| GOAL OF THE EXERCISE |
Go through the records and report each line in which the word "image" occurs.

Dataset rows for apps and sites
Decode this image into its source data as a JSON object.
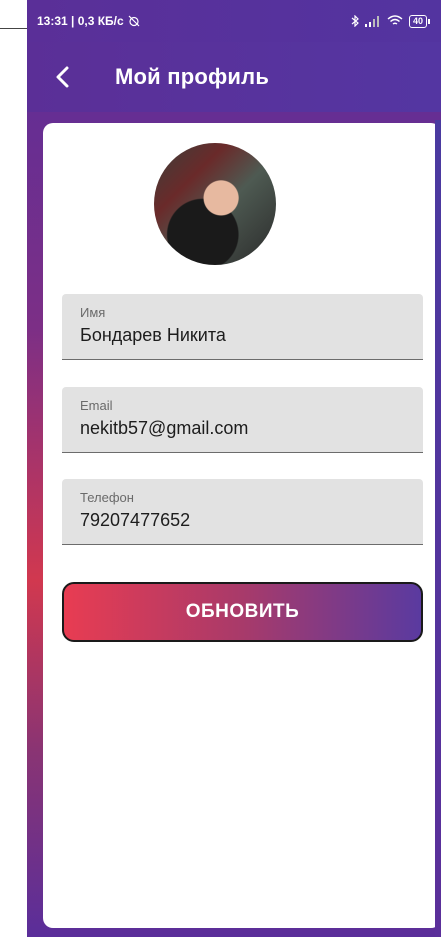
{
  "status_bar": {
    "time_and_speed": "13:31 | 0,3 КБ/с",
    "battery": "40"
  },
  "app_bar": {
    "title": "Мой профиль"
  },
  "profile": {
    "fields": [
      {
        "label": "Имя",
        "value": "Бондарев Никита"
      },
      {
        "label": "Email",
        "value": "nekitb57@gmail.com"
      },
      {
        "label": "Телефон",
        "value": "79207477652"
      }
    ]
  },
  "actions": {
    "update_label": "ОБНОВИТЬ"
  },
  "colors": {
    "accent_red": "#e83c52",
    "accent_purple": "#5a3aa0",
    "app_bar": "#5a3199"
  },
  "icons": [
    "back-arrow-icon",
    "alarm-off-icon",
    "bluetooth-icon",
    "signal-icon",
    "wifi-icon",
    "battery-icon"
  ]
}
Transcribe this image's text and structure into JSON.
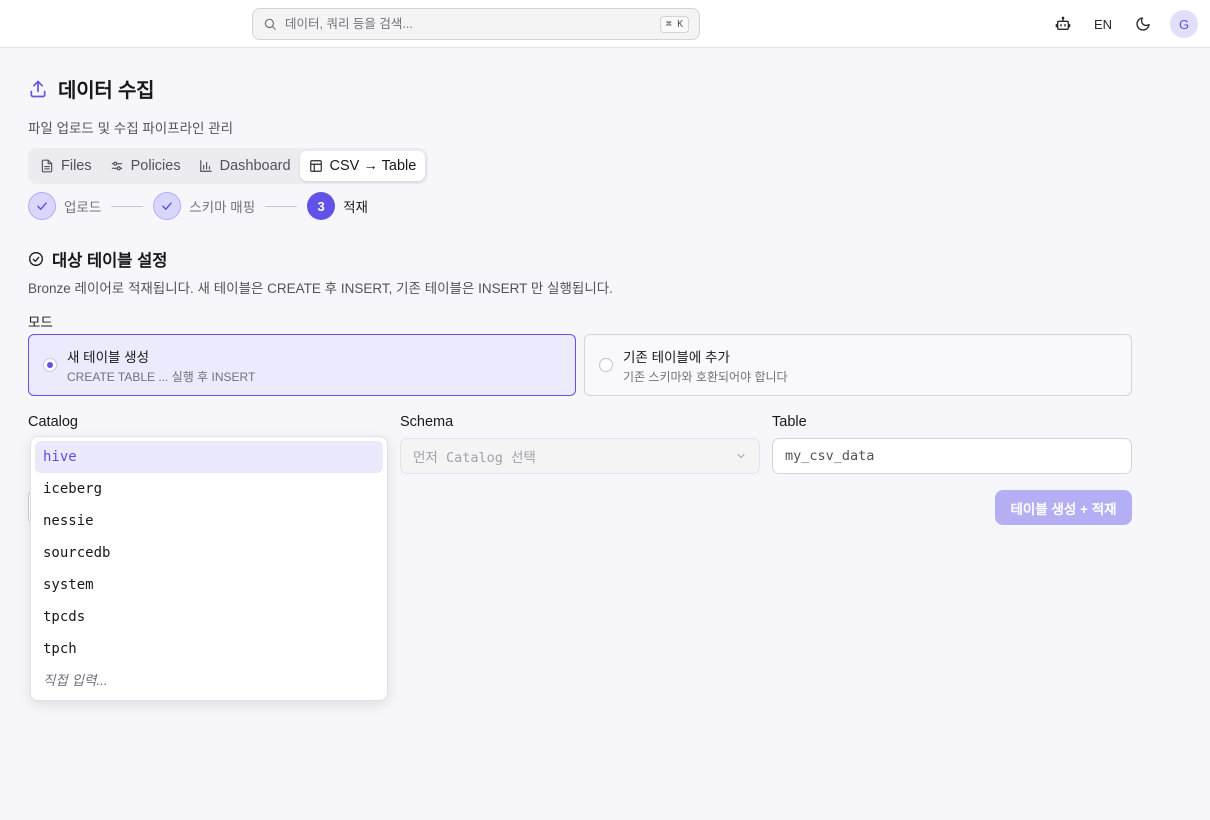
{
  "topbar": {
    "search_placeholder": "데이터, 쿼리 등을 검색...",
    "shortcut": "⌘ K",
    "lang": "EN",
    "avatar_initial": "G"
  },
  "header": {
    "title": "데이터 수집",
    "subtitle": "파일 업로드 및 수집 파이프라인 관리"
  },
  "tabs": [
    {
      "label": "Files",
      "icon": "file-icon",
      "active": false
    },
    {
      "label": "Policies",
      "icon": "sliders-icon",
      "active": false
    },
    {
      "label": "Dashboard",
      "icon": "bar-chart-icon",
      "active": false
    },
    {
      "label": "CSV → Table",
      "icon": "table-icon",
      "active": true
    }
  ],
  "stepper": {
    "steps": [
      {
        "label": "업로드",
        "state": "done"
      },
      {
        "label": "스키마 매핑",
        "state": "done"
      },
      {
        "label": "적재",
        "state": "current",
        "number": "3"
      }
    ]
  },
  "section": {
    "title": "대상 테이블 설정",
    "description": "Bronze 레이어로 적재됩니다. 새 테이블은 CREATE 후 INSERT, 기존 테이블은 INSERT 만 실행됩니다.",
    "mode_label": "모드",
    "modes": [
      {
        "title": "새 테이블 생성",
        "subtitle": "CREATE TABLE ... 실행 후 INSERT",
        "selected": true
      },
      {
        "title": "기존 테이블에 추가",
        "subtitle": "기존 스키마와 호환되어야 합니다",
        "selected": false
      }
    ]
  },
  "fields": {
    "catalog_label": "Catalog",
    "schema_label": "Schema",
    "schema_placeholder": "먼저 Catalog 선택",
    "table_label": "Table",
    "table_value": "my_csv_data"
  },
  "catalog_dropdown": {
    "options": [
      "hive",
      "iceberg",
      "nessie",
      "sourcedb",
      "system",
      "tpcds",
      "tpch"
    ],
    "highlighted": "hive",
    "manual_entry": "직접 입력..."
  },
  "submit_label": "테이블 생성 + 적재",
  "colors": {
    "accent": "#6153e8",
    "accent_light": "#ecebfd",
    "disabled_button": "#b4aef5"
  }
}
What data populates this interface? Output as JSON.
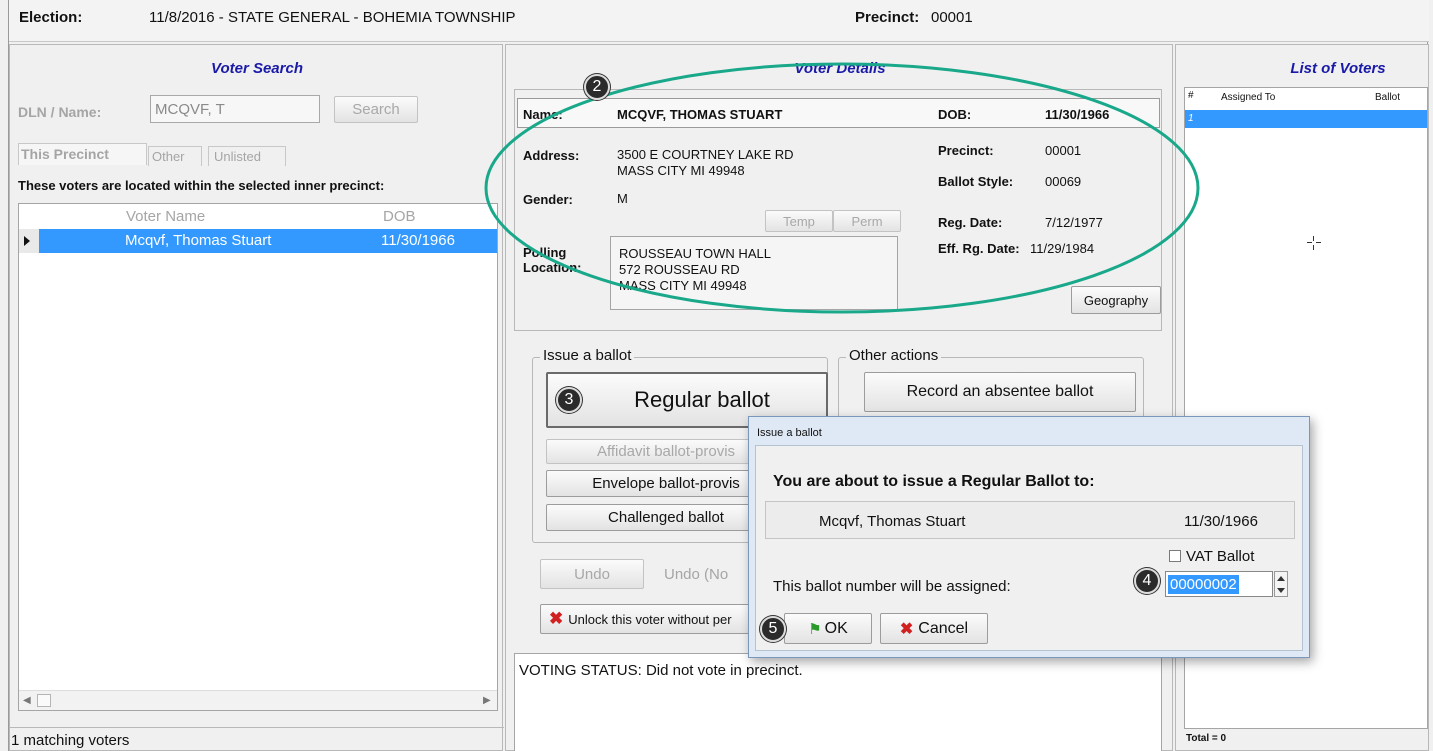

| RESULT OF THE TASK |
Decode this image into its source data as a JSON object.
Transcribe this image's text and structure into JSON.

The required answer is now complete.